Instructions for the task -
Wherever the word "true" turns up in a line of the entries, copy that line.

Entries taken from a collection -
###
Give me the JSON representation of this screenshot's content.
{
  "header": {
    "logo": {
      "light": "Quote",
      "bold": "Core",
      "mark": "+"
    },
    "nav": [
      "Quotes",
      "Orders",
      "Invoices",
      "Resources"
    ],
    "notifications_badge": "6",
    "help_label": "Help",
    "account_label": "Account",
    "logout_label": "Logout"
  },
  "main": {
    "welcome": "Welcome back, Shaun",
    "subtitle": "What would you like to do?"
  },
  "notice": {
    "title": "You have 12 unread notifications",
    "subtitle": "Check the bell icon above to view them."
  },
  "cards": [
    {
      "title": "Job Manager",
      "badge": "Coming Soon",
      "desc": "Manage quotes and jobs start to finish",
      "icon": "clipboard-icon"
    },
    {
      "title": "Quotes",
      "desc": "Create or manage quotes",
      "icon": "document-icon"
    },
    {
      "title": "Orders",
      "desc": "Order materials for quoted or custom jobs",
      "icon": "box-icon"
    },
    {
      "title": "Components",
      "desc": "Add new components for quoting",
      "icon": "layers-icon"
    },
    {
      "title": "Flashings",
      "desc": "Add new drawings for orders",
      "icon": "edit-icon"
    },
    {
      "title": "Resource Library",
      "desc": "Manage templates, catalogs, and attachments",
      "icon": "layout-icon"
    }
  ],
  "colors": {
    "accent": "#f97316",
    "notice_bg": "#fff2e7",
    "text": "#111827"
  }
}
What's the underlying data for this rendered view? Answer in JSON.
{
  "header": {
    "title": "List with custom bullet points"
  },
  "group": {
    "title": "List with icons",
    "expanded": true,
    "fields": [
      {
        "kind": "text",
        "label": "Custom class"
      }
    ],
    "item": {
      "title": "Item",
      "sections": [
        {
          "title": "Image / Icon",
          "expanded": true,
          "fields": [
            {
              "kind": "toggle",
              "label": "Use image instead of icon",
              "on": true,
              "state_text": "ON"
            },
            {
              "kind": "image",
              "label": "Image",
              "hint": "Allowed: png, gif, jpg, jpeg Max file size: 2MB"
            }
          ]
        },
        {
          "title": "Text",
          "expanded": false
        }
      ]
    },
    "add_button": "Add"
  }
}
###
Answer below -
    "expanded": true,
          "expanded": true,
              "on": true,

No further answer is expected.